AIM OF THE TASK:
Give every entry again, exactly as it stands.

DATASET ENTRIES below:

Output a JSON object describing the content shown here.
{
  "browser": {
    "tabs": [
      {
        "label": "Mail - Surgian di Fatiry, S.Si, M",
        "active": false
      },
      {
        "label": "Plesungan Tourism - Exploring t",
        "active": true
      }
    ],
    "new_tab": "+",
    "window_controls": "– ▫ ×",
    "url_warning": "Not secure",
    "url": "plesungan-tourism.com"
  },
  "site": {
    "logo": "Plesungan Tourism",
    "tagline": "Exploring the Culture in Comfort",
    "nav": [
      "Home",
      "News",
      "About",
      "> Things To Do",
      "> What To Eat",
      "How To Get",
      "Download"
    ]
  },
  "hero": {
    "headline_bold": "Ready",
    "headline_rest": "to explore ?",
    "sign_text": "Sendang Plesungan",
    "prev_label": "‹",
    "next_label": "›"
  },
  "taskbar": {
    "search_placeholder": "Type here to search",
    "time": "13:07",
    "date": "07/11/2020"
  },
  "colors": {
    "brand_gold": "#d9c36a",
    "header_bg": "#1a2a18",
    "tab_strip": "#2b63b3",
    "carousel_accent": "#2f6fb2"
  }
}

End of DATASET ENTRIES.

ANSWER BOX:
Output a JSON object describing the content shown here.
{
  "browser": {
    "tabs": [
      {
        "label": "Mail - Surgian di Fatiry, S.Si, M",
        "active": false
      },
      {
        "label": "Plesungan Tourism - Exploring t",
        "active": true
      }
    ],
    "new_tab": "+",
    "window_controls": "– ▫ ×",
    "url_warning": "Not secure",
    "url": "plesungan-tourism.com"
  },
  "site": {
    "logo": "Plesungan Tourism",
    "tagline": "Exploring the Culture in Comfort",
    "nav": [
      "Home",
      "News",
      "About",
      "> Things To Do",
      "> What To Eat",
      "How To Get",
      "Download"
    ]
  },
  "hero": {
    "headline_bold": "Ready",
    "headline_rest": "to explore ?",
    "sign_text": "Sendang Plesungan",
    "prev_label": "‹",
    "next_label": "›"
  },
  "taskbar": {
    "search_placeholder": "Type here to search",
    "time": "13:07",
    "date": "07/11/2020"
  },
  "colors": {
    "brand_gold": "#d9c36a",
    "header_bg": "#1a2a18",
    "tab_strip": "#2b63b3",
    "carousel_accent": "#2f6fb2"
  }
}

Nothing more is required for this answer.